‘You are being modest. I am well aware of the part you played. Your wounds have healed satisfactorily?’
‘Indeed they have. I have simply acquired a little extra baggage.’
‘They couldn’t remove the musket ball?’
‘No. It’s left me with a slight limp, nothing more.’
‘And the Prince has now returned to court after his exile and the Baron is firmly ensconced in Florence.’
‘As Austrian Envoy Extraordinary, ambassador to the Grand Duchy of Tuscany.’ Sir Charles appeared to have a very up-to-date knowledge of the circumstances despite his request for news. ‘And he finally married so his travelling days are over. I am acting as his amanuensis, charged with the task of reworking his diaries and copious notes of his travels here in Australia and preparing them for publication.’ He glanced over his shoulder at the sweep of gardens surrounding the residence. Only the fresh scent of the eucalyptus trees hung in the breeze. ‘I also have another reason for gracing your shores, a more private matter.’
‘And you require my assistance?’
He inclined his head. ‘The Baron received a letter from an old acquaintance, a mineralogist by the name of Professor Johann Menge who found what he believed to be a precious stone.’
‘In the colony?’ Sir Charles groaned. ‘What sort of precious stone?’
‘For goodness sake. The country is currently in the grips of gold fever, inundated with an increasing stream of fortune hunters. At this precise moment in time I would prefer to keep the matter quiet.’
‘And so would the Baron. Unfortunately, Professor Menge passed away and the stone has yet to be authenticated. He believed it to be the first found in Australia.’
Sir Charles shook his head. ‘Where is this opal?’
‘That is where I hope you can help. Before Professor Menge died he sent it to an acquaintance of his, one Thomas Bishop, perhaps you know of him? I believe he resides in Sydney. I have been asked to collect it.’
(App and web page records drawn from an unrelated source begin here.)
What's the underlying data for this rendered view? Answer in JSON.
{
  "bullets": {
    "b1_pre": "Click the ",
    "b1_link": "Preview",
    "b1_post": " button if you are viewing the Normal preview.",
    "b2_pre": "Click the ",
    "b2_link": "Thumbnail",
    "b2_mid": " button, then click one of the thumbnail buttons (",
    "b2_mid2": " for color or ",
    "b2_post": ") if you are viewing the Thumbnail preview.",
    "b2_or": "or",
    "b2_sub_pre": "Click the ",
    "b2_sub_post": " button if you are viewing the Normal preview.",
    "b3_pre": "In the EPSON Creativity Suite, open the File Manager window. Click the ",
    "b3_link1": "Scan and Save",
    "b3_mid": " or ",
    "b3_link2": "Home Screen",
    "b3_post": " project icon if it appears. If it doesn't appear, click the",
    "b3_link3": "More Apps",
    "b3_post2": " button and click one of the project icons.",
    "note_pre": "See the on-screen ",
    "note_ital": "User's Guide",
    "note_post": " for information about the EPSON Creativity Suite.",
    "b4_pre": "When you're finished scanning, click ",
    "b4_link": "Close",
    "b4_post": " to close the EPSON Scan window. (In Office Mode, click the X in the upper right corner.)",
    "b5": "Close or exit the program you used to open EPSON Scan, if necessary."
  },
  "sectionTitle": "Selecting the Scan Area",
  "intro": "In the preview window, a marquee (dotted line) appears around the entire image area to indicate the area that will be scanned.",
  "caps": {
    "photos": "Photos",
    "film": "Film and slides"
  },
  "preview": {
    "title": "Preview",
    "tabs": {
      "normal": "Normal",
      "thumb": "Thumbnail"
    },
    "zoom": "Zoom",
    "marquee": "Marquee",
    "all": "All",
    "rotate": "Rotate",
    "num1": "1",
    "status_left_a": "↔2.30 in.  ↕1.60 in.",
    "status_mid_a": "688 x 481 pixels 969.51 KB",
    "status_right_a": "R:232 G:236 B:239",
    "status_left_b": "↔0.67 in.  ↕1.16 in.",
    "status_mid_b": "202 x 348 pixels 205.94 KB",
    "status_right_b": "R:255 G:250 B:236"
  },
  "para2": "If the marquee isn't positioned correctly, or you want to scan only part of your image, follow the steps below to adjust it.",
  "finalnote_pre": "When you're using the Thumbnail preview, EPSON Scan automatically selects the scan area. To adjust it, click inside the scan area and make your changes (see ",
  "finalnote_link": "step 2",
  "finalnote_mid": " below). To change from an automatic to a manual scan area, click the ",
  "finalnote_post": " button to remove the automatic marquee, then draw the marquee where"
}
‘Thomas Bishop. Indeed, I do, poor man.’
His stomach sank. If Sir Charles was going to tell him some misfortune had befallen Bishop their entire plan would be shot. ‘Poor man?’
‘Such a sad story. His wife died most unexpectedly, in a tragic house fire. Only days after my own wife.’
‘Please accept my condolences.’
‘I miss her very much.’ Sir Charles stared out across the water at the rising moon for a few moments before turning back to him. ‘Mrs Bishop was a charming woman. Mr Bishop has removed himself from the city, something I quite understand, upped sticks, and bought land in the Hawkesbury district, not far from St Albans.’ The Governor slapped his hands together as though dismissing the whole affair. ‘Now if you’ll excuse me, I must attend to my other guests. I’d very much like an opportunity to speak at greater length.’ He stood and gazed down at Stefan. ‘Don’t get up.’ Sir Charles took the steps two at a time and disappeared into the throng of dancers.
About the author:
She is the bestselling author of several novels, including The Horse Thief, The Cedar Cutter, The Currency Lass and The Naturalist’s Daughter. Her latest book, The Woman in the Green Dress, releases at the end of 2018, followed by The Girl in the Painting in 2019.